We get some charming lines from Josh including but not limited to:

  • “Kristin tried to look mad, but I could tell she took the compliment.”
  • “It had been my experience that all women, even the ones you’re only having sex with, are on some level exhausting.”
  • “Eh, I’ll be all right. Besides, women like that are too much work. The better looking they are, the crazier they are.”

Josh not only objectifies her but about 15 percent into the book we run into this paragraph, “What I had sitting next to me was the “cool girl.” That rare woman who was gorgeous without being nuts. The girl in high school who hung out with all the guys, but she never dated any of them because none of them was mature enough for her. … She could beat you at beer pong and had a football team who would kick your ass for saying one wrong word to her, but she’d never let them because she could handle herself.” Josh might be the one to think it in his head, but we have no assurances that Kristin would take issue with how Josh thinks about her. Like

This whole thing is very icky to me. There’s numerous “I’m not that kind of girl” references through the first quarter of the book (I’m estimating that’s about 75 pages or so). There’s this constant dismissal of women unless you’re the “right” kind of woman.
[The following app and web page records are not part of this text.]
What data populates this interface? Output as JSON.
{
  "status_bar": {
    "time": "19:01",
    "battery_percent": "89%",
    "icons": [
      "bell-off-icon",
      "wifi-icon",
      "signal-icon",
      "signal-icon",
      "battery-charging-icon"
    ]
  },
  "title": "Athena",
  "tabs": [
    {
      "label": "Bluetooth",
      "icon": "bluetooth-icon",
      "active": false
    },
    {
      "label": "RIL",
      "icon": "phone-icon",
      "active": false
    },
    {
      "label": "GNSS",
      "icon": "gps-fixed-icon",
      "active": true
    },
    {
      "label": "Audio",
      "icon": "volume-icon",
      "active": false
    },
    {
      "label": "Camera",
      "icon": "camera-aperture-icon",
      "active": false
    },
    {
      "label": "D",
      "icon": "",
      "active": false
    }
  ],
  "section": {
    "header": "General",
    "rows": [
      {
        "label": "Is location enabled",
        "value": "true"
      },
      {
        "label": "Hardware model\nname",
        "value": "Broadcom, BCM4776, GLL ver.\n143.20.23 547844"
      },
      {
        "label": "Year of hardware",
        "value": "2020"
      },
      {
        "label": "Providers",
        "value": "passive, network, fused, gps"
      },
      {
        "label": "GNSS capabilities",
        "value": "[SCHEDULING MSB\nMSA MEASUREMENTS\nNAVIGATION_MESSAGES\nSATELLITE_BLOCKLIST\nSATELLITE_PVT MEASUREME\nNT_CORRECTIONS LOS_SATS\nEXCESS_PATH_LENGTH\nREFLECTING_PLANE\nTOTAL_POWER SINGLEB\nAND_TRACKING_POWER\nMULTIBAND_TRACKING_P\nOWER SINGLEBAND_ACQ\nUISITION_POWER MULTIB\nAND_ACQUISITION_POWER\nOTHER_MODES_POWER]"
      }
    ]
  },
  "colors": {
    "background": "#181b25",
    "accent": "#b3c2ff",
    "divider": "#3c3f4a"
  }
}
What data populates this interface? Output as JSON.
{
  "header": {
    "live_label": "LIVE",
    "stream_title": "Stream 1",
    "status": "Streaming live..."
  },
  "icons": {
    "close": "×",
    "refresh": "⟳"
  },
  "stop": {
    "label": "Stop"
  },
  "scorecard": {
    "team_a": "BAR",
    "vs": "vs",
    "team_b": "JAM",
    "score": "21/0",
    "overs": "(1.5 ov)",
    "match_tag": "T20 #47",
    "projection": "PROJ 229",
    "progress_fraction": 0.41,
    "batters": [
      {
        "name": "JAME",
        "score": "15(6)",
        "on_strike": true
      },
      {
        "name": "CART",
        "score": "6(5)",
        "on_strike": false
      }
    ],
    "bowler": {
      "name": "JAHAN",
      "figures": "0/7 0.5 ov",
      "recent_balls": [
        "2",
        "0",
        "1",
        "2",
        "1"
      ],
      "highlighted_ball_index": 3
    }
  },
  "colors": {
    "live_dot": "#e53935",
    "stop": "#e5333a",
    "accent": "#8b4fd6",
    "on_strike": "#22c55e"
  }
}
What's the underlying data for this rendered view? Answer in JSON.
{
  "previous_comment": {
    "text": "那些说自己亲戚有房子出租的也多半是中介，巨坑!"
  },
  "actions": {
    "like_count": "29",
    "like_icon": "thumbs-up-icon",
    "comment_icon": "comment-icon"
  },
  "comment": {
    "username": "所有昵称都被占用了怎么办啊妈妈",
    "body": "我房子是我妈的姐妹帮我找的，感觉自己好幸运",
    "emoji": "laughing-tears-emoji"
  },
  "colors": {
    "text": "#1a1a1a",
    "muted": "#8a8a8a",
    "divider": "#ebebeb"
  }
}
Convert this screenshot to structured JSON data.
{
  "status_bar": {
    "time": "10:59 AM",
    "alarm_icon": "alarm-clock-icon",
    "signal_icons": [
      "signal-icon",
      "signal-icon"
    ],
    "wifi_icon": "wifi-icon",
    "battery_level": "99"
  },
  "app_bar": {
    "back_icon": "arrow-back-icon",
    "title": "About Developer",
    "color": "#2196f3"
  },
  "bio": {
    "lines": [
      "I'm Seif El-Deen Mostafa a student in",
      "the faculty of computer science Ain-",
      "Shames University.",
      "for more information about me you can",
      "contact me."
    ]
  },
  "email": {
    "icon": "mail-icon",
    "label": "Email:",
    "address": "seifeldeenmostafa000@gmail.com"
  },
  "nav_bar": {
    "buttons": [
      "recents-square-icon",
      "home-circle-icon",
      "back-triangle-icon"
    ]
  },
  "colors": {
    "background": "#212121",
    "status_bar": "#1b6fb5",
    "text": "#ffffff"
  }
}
I think there’s this kind of dismissal when it comes to women. Like women who want you to be emotionally mature and want give AND take in a relationship are “work”. Of course it’s going to be fucking work, you cotton-headed idiot.

Maybe it’s because the people I’m attracted to are just so fundamentally different than Josh, I just seriously don’t see why anyone would be with an asshat like him. Anyway… onto Kristin.

Kristin was just as much of a part of internalized misogny. I just have less examples of it. The biggest gripe I have with Kristin is that she’s fundamentally a bad friend. She constantly does things that made Sloan, her best friend of 10 plus years, feel uncomfortable. She is emotionally stunted and has no concept of boundaries. At one point she comes up with the idea for her and Josh to TP her friend’s house (apparently they’ve been friends since FOREVER, so I guess that makes it OK?). She engages in the the most complex mental gymnastics I’ve seen since reading Someday Maybe by Colleen Hoover so that she can convince herself she’s not emotionally cheating on Tyler, the deployed Marine she’s dating (and will be moving in with in 2 weeks time). She constantly wants to talk to Josh instead of Tyler, has to convince herself that if Tyler would just come home everything would go away. She imagines Josh doing push-ups dry humping her, asks Josh to zip up her dress (how exactly did you put this dress on without someone else there?), who knows what else happen before poor Tyler is cut loose. I didn’t stick around to find out. All this happens in the first 23 percent of the book. You understand why I dropped it.

I mean if I have anything nice to say about this book at all, it’s that I really enjoyed the tone of the writing. It’s fun and free and very easy to fall into. That’s partly what allowed me to read as much as I did. But DNF at 23%, I refused to subject myself to anymore of it.